Custody over minor children is understandably both an important and complex topic. When a parent passes away, a Will generally controls their custody. But if there is no Will, there is generally a court process involved based on family relationships and the best interests of the child.
When a Parent Has a Will
A parent can essentially give custody over to any adult individual through their Will, by naming this individual the guardian of their child. (Naturally, a surviving parent will always retain custody, regardless of the Will in place.) However, if there are no surviving parents, the guardian listed by a parent in their Will is usually honored by the court, unless for some reason that the individual is deemed unfit. If the individual is deemed unfit, the custody issue may be treated as though the parent does not have a Will.
When a Parent Doesn’t Have a Will

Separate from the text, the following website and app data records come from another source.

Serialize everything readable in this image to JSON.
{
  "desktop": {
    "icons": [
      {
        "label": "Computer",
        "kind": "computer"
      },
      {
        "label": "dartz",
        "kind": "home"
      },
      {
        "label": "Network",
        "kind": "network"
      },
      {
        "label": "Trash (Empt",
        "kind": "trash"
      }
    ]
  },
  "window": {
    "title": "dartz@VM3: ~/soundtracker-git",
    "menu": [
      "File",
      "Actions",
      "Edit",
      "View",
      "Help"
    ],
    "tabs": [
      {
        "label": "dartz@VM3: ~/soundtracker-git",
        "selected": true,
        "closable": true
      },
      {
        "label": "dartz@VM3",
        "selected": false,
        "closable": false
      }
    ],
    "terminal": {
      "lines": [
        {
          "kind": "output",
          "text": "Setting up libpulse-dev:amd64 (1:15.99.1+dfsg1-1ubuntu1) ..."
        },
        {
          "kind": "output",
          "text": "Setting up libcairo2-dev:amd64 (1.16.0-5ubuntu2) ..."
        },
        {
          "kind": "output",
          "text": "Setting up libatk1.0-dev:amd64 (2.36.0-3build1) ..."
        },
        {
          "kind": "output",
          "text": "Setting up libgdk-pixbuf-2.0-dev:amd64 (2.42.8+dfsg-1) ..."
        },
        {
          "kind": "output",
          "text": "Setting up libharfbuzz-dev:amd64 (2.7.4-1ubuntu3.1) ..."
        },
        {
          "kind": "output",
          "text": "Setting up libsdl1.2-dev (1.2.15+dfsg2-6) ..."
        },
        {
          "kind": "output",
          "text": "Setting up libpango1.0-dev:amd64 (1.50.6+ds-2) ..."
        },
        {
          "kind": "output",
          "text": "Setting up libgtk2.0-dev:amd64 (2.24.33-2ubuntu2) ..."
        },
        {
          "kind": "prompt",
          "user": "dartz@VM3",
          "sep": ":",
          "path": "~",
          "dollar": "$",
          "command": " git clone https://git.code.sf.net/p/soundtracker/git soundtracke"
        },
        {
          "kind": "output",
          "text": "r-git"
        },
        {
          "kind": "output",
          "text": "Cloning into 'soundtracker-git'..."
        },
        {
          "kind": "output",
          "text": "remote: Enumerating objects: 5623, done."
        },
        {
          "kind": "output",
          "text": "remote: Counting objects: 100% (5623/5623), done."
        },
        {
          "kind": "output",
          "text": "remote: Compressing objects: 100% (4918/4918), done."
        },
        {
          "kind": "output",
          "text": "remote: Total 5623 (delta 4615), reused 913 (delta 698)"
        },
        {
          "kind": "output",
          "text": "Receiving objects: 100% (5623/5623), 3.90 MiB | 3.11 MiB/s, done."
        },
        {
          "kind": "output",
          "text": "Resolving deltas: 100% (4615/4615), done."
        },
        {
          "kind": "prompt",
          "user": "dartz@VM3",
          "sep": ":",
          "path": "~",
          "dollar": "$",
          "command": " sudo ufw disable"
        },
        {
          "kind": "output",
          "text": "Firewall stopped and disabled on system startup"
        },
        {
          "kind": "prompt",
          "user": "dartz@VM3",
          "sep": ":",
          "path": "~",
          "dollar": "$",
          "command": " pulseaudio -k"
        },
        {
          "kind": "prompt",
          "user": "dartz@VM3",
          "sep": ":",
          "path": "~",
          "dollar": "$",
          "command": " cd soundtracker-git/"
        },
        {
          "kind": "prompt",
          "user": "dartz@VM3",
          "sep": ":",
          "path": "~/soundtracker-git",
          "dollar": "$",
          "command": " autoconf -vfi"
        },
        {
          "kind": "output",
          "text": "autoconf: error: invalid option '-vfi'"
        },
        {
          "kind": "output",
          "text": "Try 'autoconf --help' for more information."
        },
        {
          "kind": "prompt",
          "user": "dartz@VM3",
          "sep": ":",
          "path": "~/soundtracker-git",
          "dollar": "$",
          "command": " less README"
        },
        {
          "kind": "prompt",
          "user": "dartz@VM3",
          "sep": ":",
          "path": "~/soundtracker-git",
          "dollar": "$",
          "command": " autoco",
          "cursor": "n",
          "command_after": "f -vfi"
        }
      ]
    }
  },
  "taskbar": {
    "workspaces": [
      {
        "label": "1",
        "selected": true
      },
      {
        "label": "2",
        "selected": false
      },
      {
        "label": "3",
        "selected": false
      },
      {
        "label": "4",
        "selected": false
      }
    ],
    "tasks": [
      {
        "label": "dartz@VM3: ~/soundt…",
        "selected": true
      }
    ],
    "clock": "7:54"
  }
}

If only one parent doesn’t have a Will and passes away, a minor child will still be in custody of the surviving parent. But if both parents have passed on, and there is no Will, the courts will attempt to look first for a close family member who is willing to take the child in. The Department of Child Protective Services may send out notices to surviving family members in an effort to find the best environment for the child, and will then select a suitable one. This is not like an inheritance, which is governed according to a strict hierarchy, because not all family members will be in a position to take on a minor child or will be willing to do so. If there is a dispute between family members regarding who should take custody of the child, the court will make a determination regarding the best interests of the child. If the child is old enough, their own opinions may also be taken into account.
When Parents Die Together
What happens when two parents die at the same time? This is more common than you might think. If parents are involved in a car accident, for instance, or if they are involved in a plane crash, they could both die together. Because of this possibility, it’s important that spouses draft their Wills together and that they be on the same page regarding custody. This is a problem because the parent who died last most likely will have their Last Will supersede the other.
As an example: a mother and a father die in a car crash. The mother’s Will specifies that the father will gain custody if she dies, and failing that, her own mother. The father’s Will specifies that the mother will gain custody if he dies, and failing that, his sister. If the mother dies first, custody will be transferred to the other; when the father dies (moments later), custody is transitioned to his sister. Unless the father dies first, the grandmother will never gain custody.
As you can see, it’s very important for parents with minor children to have a guardian clearly outlined… and to discuss the guardianship with the individuals in question in advance. Without a proper Will in place, custody often comes down to whoever is available at the time. This possibility may not always result in a situation which is in the best interest of the minor child. If you need a Will drafted or have further questions about custody, contact Covelli Law Offices today.